AIM OF THE TASK> Search term "Panel": copy each line of the data containing it.

[DATA SHOWN]

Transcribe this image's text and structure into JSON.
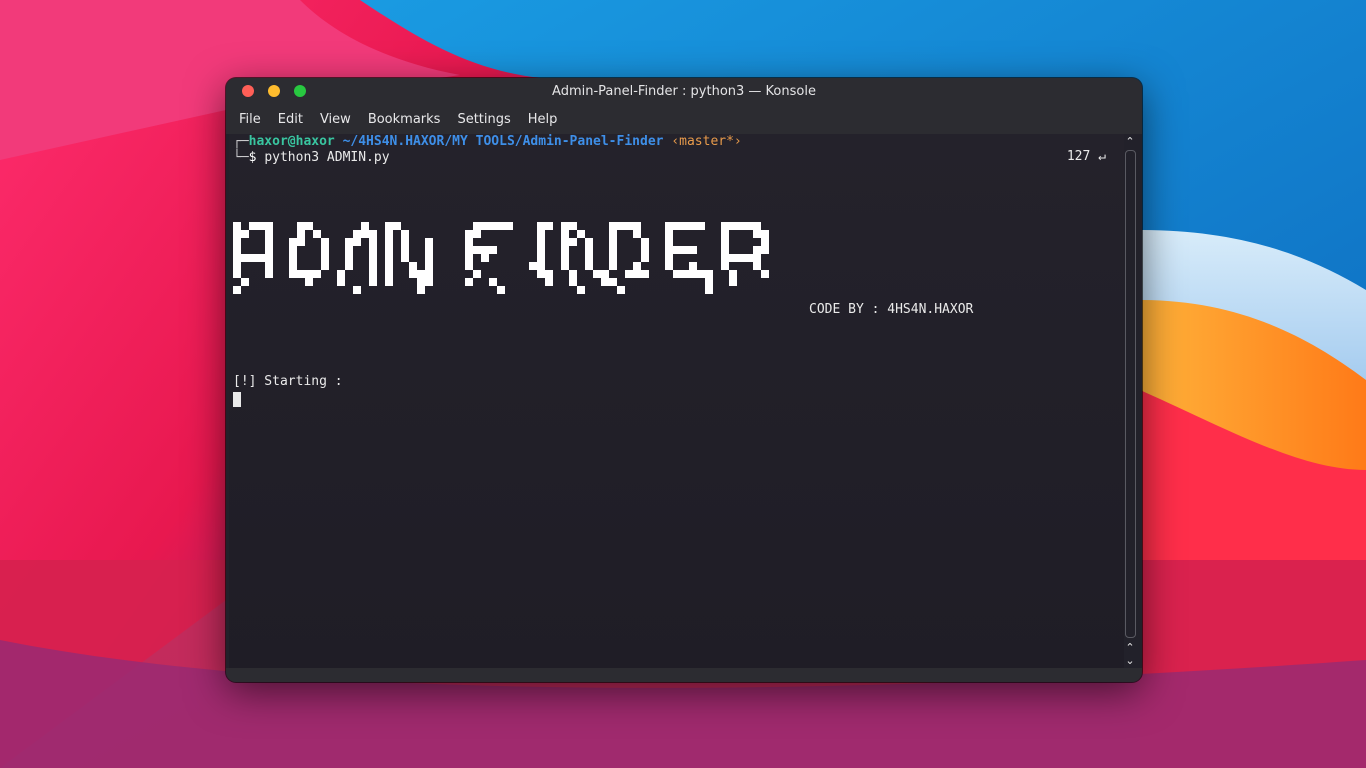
{
  "window": {
    "title": "Admin-Panel-Finder : python3 — Konsole"
  },
  "menu": {
    "items": [
      "File",
      "Edit",
      "View",
      "Bookmarks",
      "Settings",
      "Help"
    ]
  },
  "terminal": {
    "prompt_user": "haxor@haxor",
    "prompt_path": "~/4HS4N.HAXOR/MY TOOLS/Admin-Panel-Finder",
    "prompt_branch": "‹master*›",
    "prompt_symbol": "$",
    "command": "python3 ADMIN.py",
    "exit_status": "127 ↵",
    "banner_text": "ADMIN FINDER",
    "credit": "CODE BY : 4HS4N.HAXOR",
    "status_line": "[!] Starting :"
  },
  "colors": {
    "user": "#39c5a0",
    "path": "#3e8fe8",
    "branch": "#e89b4b",
    "terminal_bg": "#22212a",
    "close": "#ff5f57",
    "minimize": "#febc2e",
    "maximize": "#28c840"
  },
  "icons": {
    "scroll_up": "chevron-up-icon",
    "scroll_down": "chevron-down-icon"
  }
}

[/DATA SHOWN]

OUTPUT>
    "title": "Admin-Panel-Finder : python3 — Konsole"
    "prompt_path": "~/4HS4N.HAXOR/MY TOOLS/Admin-Panel-Finder",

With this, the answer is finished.